━━━ Data to use
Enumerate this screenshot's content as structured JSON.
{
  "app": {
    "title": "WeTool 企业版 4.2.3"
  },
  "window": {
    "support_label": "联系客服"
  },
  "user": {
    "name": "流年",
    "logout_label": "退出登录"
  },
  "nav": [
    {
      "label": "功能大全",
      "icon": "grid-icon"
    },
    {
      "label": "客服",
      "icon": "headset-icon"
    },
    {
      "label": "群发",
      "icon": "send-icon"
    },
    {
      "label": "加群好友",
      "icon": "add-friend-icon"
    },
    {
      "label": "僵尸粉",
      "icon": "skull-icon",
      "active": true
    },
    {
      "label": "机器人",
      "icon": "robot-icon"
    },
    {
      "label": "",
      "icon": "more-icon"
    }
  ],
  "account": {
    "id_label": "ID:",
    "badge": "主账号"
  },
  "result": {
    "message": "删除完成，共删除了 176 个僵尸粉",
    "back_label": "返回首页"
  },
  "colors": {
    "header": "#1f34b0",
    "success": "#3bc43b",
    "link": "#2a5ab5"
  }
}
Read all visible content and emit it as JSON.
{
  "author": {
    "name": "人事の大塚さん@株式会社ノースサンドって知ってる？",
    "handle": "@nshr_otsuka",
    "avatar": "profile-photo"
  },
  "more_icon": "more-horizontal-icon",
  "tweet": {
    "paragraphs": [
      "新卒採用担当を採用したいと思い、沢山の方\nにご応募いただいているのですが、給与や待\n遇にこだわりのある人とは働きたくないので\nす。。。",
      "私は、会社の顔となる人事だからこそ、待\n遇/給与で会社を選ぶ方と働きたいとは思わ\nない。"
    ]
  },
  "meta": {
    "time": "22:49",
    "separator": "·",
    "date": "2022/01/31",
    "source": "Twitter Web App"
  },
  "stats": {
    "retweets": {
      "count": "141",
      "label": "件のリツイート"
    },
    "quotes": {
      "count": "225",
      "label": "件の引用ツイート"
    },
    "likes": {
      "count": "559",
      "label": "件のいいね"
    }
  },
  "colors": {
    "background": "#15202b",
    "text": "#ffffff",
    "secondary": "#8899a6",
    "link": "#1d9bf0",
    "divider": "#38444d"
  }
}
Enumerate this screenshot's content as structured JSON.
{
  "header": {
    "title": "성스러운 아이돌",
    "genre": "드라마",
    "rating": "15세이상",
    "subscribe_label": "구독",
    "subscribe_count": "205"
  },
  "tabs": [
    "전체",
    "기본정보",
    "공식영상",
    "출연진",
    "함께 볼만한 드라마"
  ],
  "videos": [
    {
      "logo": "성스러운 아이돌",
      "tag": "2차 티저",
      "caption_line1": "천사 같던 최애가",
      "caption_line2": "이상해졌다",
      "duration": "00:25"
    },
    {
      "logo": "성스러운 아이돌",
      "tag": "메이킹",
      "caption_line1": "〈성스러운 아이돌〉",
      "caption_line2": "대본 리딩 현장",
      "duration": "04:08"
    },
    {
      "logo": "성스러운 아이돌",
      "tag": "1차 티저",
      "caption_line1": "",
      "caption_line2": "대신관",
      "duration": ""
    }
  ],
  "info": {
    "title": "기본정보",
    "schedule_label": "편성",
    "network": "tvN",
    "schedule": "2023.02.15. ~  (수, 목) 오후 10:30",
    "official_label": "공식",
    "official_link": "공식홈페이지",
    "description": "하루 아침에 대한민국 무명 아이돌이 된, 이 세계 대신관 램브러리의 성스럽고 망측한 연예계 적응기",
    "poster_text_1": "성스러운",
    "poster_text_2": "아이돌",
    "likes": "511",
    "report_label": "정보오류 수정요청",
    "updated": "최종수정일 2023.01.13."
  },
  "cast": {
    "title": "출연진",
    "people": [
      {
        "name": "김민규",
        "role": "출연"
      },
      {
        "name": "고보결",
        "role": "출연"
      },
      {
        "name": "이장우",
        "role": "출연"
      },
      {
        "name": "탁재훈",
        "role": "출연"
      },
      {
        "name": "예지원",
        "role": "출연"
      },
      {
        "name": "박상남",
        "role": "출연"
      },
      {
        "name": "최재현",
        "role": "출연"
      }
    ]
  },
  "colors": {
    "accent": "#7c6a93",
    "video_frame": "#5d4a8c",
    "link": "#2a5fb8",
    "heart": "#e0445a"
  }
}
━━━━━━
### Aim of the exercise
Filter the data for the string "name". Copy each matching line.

### Answer to this exercise
    "name": "流年",
    "name": "人事の大塚さん@株式会社ノースサンドって知ってる？",
        "name": "김민규",
        "name": "고보결",
        "name": "이장우",
        "name": "탁재훈",
        "name": "예지원",
        "name": "박상남",
        "name": "최재현",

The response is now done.